So while empirical analysis on this topic is relevant, it is not sufficient. Even if we know all that facts possible, we still need a philosophical understanding of consciousness to determine whether our experiences are entirely materialistic and knowable or whether we have an inner mind that is not accessible to others. The importance of philosophy working alongside science was illustrated by philosopher Gary Gutting when he said, “Even if the best scientific account implied that I was not I pain despite my subjective experience of agony, I could be sure there was something wrong with the account”.
The difficulty with subjective experience and our inner lives generally, is that it is hard to measure and impossible to directly observe. But then again this is not an issue limited to the topic of our inner lives. Much of the natural sciences are engaged in researching topics that cannot be directly empirically observed. So, science cannot directly observe quarks, black holes dinosaurs or the big bang. But what natural science does is use the limited evidence that it has available and then use this in conjunction with reasoning, conceptual models to build a theoretical understanding of how these phenomena work (or worked).
Which means that scientists surely need to listen to those that have thought about the challenge of our inner lives. One writer who has an interesting perspective on this is Alva Noe, Professor of Philosophy at the University of California, Berkeley. The focus of his work is the theory of perception and consciousness.

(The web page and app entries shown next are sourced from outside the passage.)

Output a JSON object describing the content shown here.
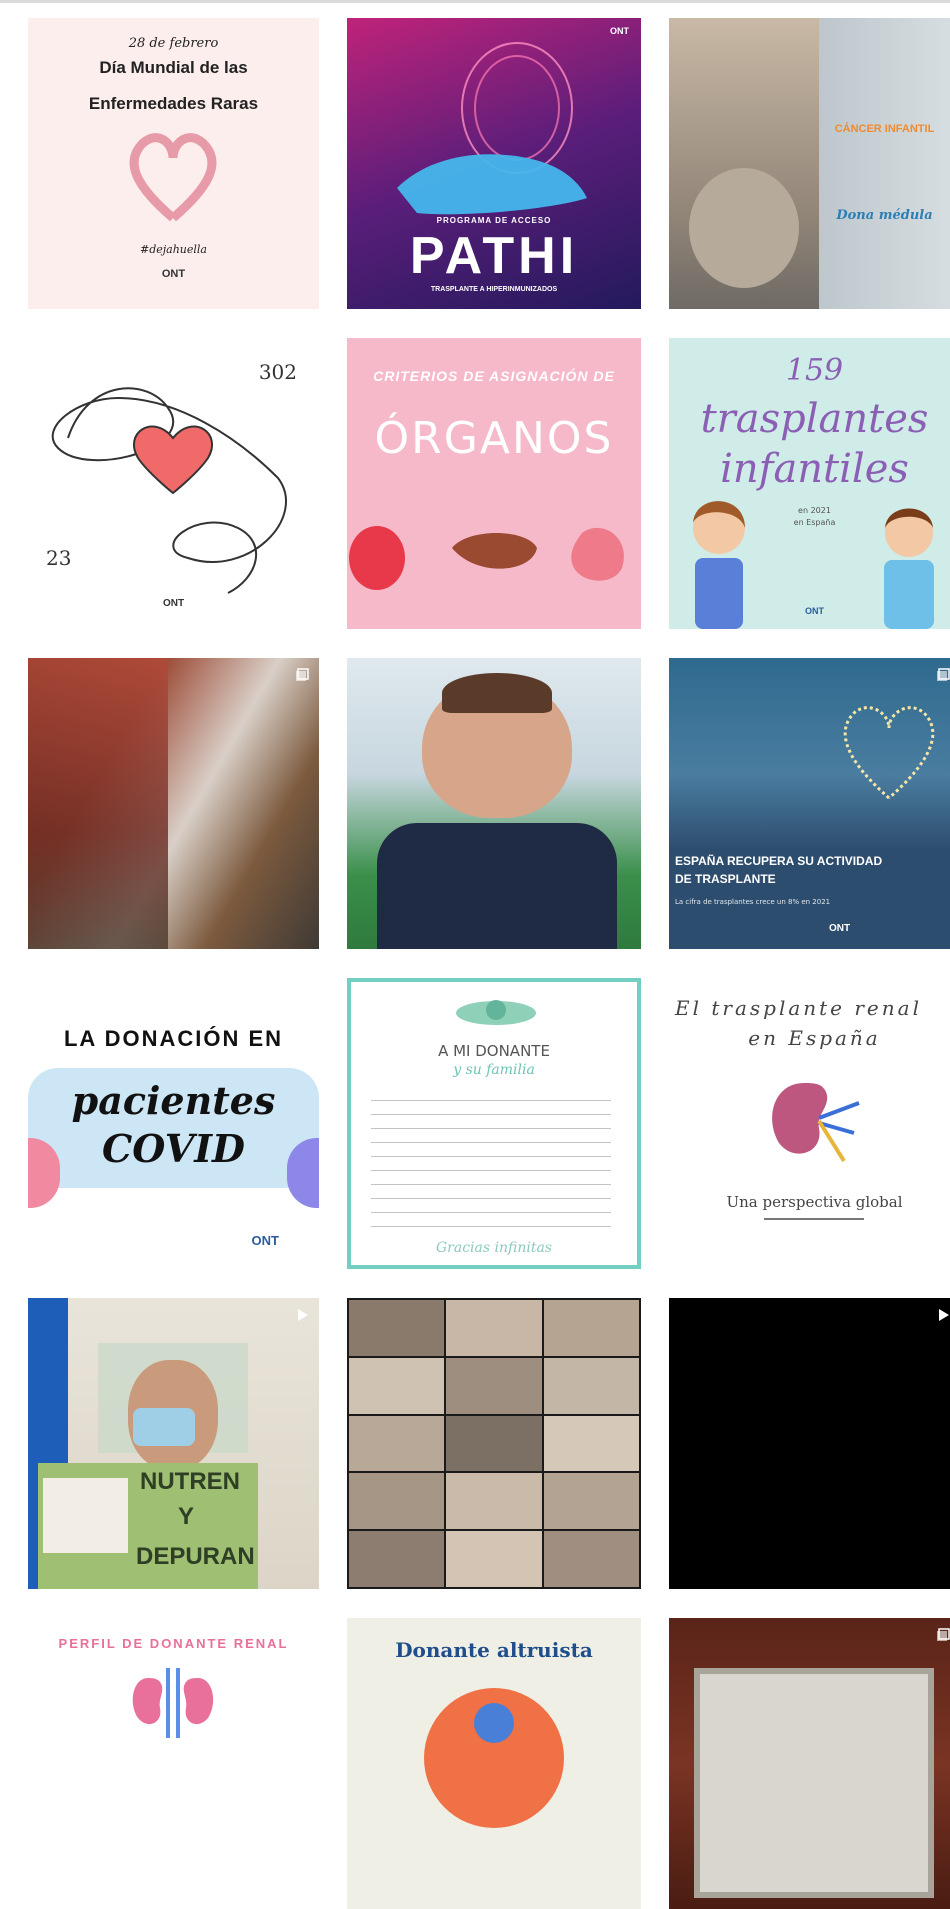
{
  "posts": {
    "p1": {
      "date": "28 de febrero",
      "title_l1": "Día Mundial de las",
      "title_l2": "Enfermedades Raras",
      "hashtag": "#dejahuella",
      "logo": "ONT"
    },
    "p2": {
      "subtitle": "PROGRAMA DE ACCESO",
      "title": "PATHI",
      "caption": "TRASPLANTE A HIPERINMUNIZADOS",
      "logo": "ONT"
    },
    "p3": {
      "l1": "CÁNCER INFANTIL",
      "l2": "Dona médula"
    },
    "p4": {
      "top_number": "302",
      "bottom_number": "23",
      "logo": "ONT"
    },
    "p5": {
      "l1": "CRITERIOS DE ASIGNACIÓN DE",
      "l2": "ÓRGANOS"
    },
    "p6": {
      "number": "159",
      "l1": "trasplantes",
      "l2": "infantiles",
      "l3": "en 2021",
      "l4": "en España",
      "logo": "ONT"
    },
    "p7": {},
    "p8": {},
    "p9": {
      "l1": "ESPAÑA RECUPERA SU ACTIVIDAD",
      "l2": "DE TRASPLANTE",
      "l3": "La cifra de trasplantes crece un 8% en 2021",
      "logo": "ONT"
    },
    "p10": {
      "l1": "LA DONACIÓN EN",
      "l2": "pacientes",
      "l3": "COVID",
      "logo": "ONT"
    },
    "p11": {
      "l1": "A MI DONANTE",
      "l2": "y su familia",
      "l3": "Gracias infinitas"
    },
    "p12": {
      "l1": "El trasplante renal",
      "l2": "en España",
      "l3": "Una perspectiva global"
    },
    "p13": {
      "l1": "NUTREN",
      "l2": "Y",
      "l3": "DEPURAN"
    },
    "p14": {},
    "p15": {},
    "p16": {
      "l1": "PERFIL DE DONANTE RENAL"
    },
    "p17": {
      "l1": "Donante altruista"
    },
    "p18": {}
  },
  "colors": {
    "pink_light": "#fbe9ea",
    "purple": "#2f1f6b",
    "mint": "#cfece8",
    "pink": "#f4b8c8",
    "navy": "#2d4d6e",
    "black": "#000000"
  }
}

He suggests that if we have ‘collaborative mutual involvements’, then the question of whether others have inner lives (and by definition ourselves) cannot arise. He does make the case that there is a theoretical argument to make that there may be no such thing as an inner life, but we do not and simply are not able to occupy that standpoint, if we want to carry on together in cooperation. He notes that “intimacy and commitment simply leave no room for theoretical musings. I cannot both trust and love you and also wonder whether, in fact, you are alive with thought and feeling, just as I cannot dance well if I am counting steps and trying to remember what comes next. A certain theoretical detachment is incompatible with our joint mutual commitment.”
On this basis, he argues that the question of whether a person is conscious is always a moral question before it is a question of our justification to believe. If we raise the question of whether a person has a mind, then we call our relation to that person into question. When we are looking at an electronic reading of a brain’s neuronal activity or a set of data about someone’s behaviour then it is easy to think of the person in an ‘object’ like way. But if we are personally interacting with others then most of the time, our experience of each other simply rules out the possibility of asking the question.
Much of the discourse from those involved in the study of human behaviour tends to imply a theory of our inner life but it is often not made explicit. In a way this is understandable, it is a tricky topic that can occupy huge amounts of deliberation – it is easier to make some working assumptions (such as 95% of our behaviour is non-conscious) and move on.
There certainly is a case to be made that we behave in a way that is not necessarily always driven by conscious thought. However, to move from this to a position that suggests we have little or even no conscious thought is clearly open to serious question. And although this paper does not offer any specific answers, there is surely a case for making explicit our assumptions about our inner lives and considering alternative perspectives, not least given the huge investments that hang off this simple yet critically important belief.